The Work-Life Tip Sheet: 10 Steps to a Successful Workplace

Deborah Frett • Huffington Post • October 22, 2009

“Over the years, there’s been plenty of shaming big employers—picketing, signs with attack slogans, marching in the streets. But the game of us-against-them doesn’t work. In order to transform the workplace to better reflect today’s workforce, we need to think about how to make working women and their families happy.  Business and Professional Women’s (BPW) Foundation learned some tips to creating successful workplaces for both employers and their employees. Well, there are actually quite a few, but at least we know these efforts are worth it and it seems that the stock market is starting to agree.”

“The launch of A Woman’s Nation was even bigger and bolder.  So, for what it’s worth and because people keep asking me, it’s time to answer the question, ‘What do I think?’  First, let me say a couple of things.  Like Womenomics, The Shriver Report is well done and well intentioned.  In fact, two of my favorite thinkers, Brad Harrington of Boston College’s Center for Work and Family, and the writer/feminist, Courtney Martin, contributed excellent chapters.  Issues such as pay inequity, lack of representation in senior levels, and sharing of care responsibilities are all important issues to discuss specifically as they relate to women, but…We really, seriously, once and for all, need to stop talking about the need for work+life flexibility solely in the context of women!”

Burned Out? Take a Creative Sabbatical

Gina Trapani • - Work Smarter • October 20, 2009

“In an early episode of the excellent TV series Mad Men, agency partner Roger Sterling walks into creative director Don Draper’s office to find Don gazing off into space.  ‘I’ll never get used to the fact that most of the time it looks like you’re doing nothing,’ Sterling quips.  Sterling should take comfort in the fact that our best creative work is done in times of reflection and idleness.
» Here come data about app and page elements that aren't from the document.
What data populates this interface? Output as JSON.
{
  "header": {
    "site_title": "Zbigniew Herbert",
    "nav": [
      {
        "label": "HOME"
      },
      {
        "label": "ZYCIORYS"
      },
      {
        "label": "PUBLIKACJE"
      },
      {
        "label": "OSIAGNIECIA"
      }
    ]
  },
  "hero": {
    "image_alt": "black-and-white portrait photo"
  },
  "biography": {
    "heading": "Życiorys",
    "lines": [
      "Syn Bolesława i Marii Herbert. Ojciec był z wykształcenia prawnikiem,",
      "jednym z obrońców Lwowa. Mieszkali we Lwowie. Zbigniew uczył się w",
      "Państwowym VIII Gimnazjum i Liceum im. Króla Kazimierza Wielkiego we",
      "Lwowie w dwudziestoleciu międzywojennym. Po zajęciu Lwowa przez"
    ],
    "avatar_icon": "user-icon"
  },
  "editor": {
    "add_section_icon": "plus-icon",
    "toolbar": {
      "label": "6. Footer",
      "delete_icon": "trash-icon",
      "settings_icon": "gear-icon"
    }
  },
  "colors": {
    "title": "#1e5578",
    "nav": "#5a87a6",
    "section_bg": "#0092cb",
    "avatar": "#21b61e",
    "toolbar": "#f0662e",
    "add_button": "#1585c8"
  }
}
Studies have shown that the wandering mind is more likely to have a ‘Eureka!’ moment of clarity and creativity. Taking breaks and zoning out from everyday tasks gives our brains time to do a kind of long-term, big-picture thinking that immediate engagement with bosses and clients and email and meetings does not.”

Global News

Business leaders speak out over parental leave

Darren Devine • WalesOnline, Western Mail • October 23, 2009

“City high-flier and mother-of-three Nichola Pease has re-ignited the debate about maternity leave after telling a Treasury committee last week the 12-month allowance is too generous. Here we ask business leaders if holding open senior positions for a woman to return to work after 12 months is putting too great a strain on companies. Darren Devine reports Laura Tenison’s life is too packed full of passions for rest. She says she’s never missed a school play or any other significant milestone in the life of her children Toby, 10, and Ben, 14.  She picks them up from school each day, while running her £20m-turnover maternity wear firm JoJo Maman Bébé via a BlackBerry.”

Why don't more dads work part-time?

Stuart Jeffries • Guardian • October 21, 2009

“Tom, 37, is one of those unreconstructed fathers whose world-view flies in the face of today’s report from the Equality and Human Rights Commission (EHRC) which suggests the majority of working fathers are unhappy with their work-life balance. The Fathers, Family and Work report found that that 62% of fathers thought that dads should spend more time caring for their children.  Tom, a shoe salesman from Birmingham who spends most of his working life on the English motorway system in a Skoda Octavia estate, is married with a three-year-old daughter and an 11-month-old son. He didn’t take the two weeks’ paternity leave to which he was entitled and has never sought to go part-time. His wife, Sue, who was a shop assistant before their first child was born, is now a full-time mother.”